You know it’s time to begin discussing hearing aids when your dad stops talking on the phone because he has a hard time hearing or your mom always reacts late to the punchline of a joke. Although a quarter of people aged 65 to 74 and 50 percent of individuals over the age of 75 have detectable hearing loss, getting them to accept their challenges can be another matter altogether. Hearing usually declines slowly, meaning that many individuals may not even realize how significantly their everyday hearing has changed. Even if they do know it, acknowledging that they need hearing aids can be a big step. If you want to make that discussion easier and more successful, observe the following advice.
How to Tell a Loved One That They Need Hearing Aids
View it as a Process, Not a Single Conversation

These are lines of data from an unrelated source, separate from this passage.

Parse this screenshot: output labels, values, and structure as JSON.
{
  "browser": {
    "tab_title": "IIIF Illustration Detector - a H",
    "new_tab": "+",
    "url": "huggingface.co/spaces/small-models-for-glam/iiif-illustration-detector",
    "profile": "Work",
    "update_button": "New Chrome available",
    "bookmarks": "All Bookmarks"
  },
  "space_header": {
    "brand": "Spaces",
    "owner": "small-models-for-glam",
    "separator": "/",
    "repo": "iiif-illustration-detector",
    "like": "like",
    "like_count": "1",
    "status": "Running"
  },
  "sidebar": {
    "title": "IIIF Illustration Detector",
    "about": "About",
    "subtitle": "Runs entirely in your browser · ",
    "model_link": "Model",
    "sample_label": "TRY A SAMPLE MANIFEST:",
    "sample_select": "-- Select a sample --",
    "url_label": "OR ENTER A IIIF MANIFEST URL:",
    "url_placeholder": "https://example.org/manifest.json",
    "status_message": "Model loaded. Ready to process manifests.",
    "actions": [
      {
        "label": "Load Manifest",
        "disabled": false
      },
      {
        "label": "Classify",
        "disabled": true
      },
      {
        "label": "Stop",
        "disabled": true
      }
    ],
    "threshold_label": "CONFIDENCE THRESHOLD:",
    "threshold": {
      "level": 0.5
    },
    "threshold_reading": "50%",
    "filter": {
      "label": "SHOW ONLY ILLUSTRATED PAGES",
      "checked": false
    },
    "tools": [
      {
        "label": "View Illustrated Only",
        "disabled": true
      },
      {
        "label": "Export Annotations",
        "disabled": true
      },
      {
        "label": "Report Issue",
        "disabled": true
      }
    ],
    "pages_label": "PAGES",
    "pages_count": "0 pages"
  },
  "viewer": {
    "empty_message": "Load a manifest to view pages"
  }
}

When preparing to have a conversation about a family member’s hearing loss, you have a lot of time to consider what you will say and how the person might react. As you think about this, remember that it will be a process not a single conversation. It might take a number of conversations over weeks or months for your loved one to admit they’re suffering from a hearing problem. There’s nothing wrong with that! Allow the conversations to have a natural flow. You really need to wait until your loved one is very comfortable with the decision before going ahead. If someone refuses to use their hearing aids, they don’t do much good after all.
Pick The Right Time
When your loved one is by themselves and calm would be the best time. If you pick a time when other people are around you might draw too much attention to your loved one’s hearing problems and they could feel like they’re being ganged up on and attacked. To ensure that your loved one hears you correctly and can actively participate in the conversation, a quiet one-on-one is the best plan.
Be Clear And Straightforward in Your Approach
Now is not the time to beat around the bush with vague statements about your concerns. Be direct: “Mom, I’d like to talk to you concerning your hearing”. Present well-defined examples of symptoms you’ve noticed, like having trouble hearing tv shows asking people to repeat themselves, complaining that people mumble, or missing content in important conversations. Talk about how your loved one’s hearing problems impact their day-to-day life instead of emphasizing their hearing itself. You could say something like “You aren’t going out with your friends as much these days, could that be because you have a difficult time hearing them?”.
Be Sensitive to Their Underlying Fears And Concerns
For older adults who are weaker and face age-related challenges in particular hearing loss is often linked to a wider fear of loss of independence. Be compassionate and attempt to understand where your loved one is coming from if they resist the idea that they have hearing loss. Let them know that you understand how difficult this discussion can be. Waite until later if the conversation begins to go south.
Offer Next Steps
The most productive conversations about hearing loss take place when both people work together to make the right decisions. Part of your loved one’s reluctance to admit to hearing loss may be that he or she feels overwhelmed about the process of buying hearing aids. Offer your support to make the change as smooth as you can. Before you talk, print out our information. We can also check to see if we accept your loved one’s insurance before they call. Information about the commonness of hearing problems may help people who feel sensitive or embarrassed about their hearing problems.
Know That The Process Doesn’t End With Hearing Aids
So your loved one decided to see us and get hearing aids. Fantastic! But the process doesn’t end there. It takes time to adapt to hearing aids. Your loved one has new sounds to process, new devices to care for, and maybe some old habits to unlearn. Be an advocate during this adjustment time. If your family member is dissatisfied with the hearing aids, take those concerns seriously.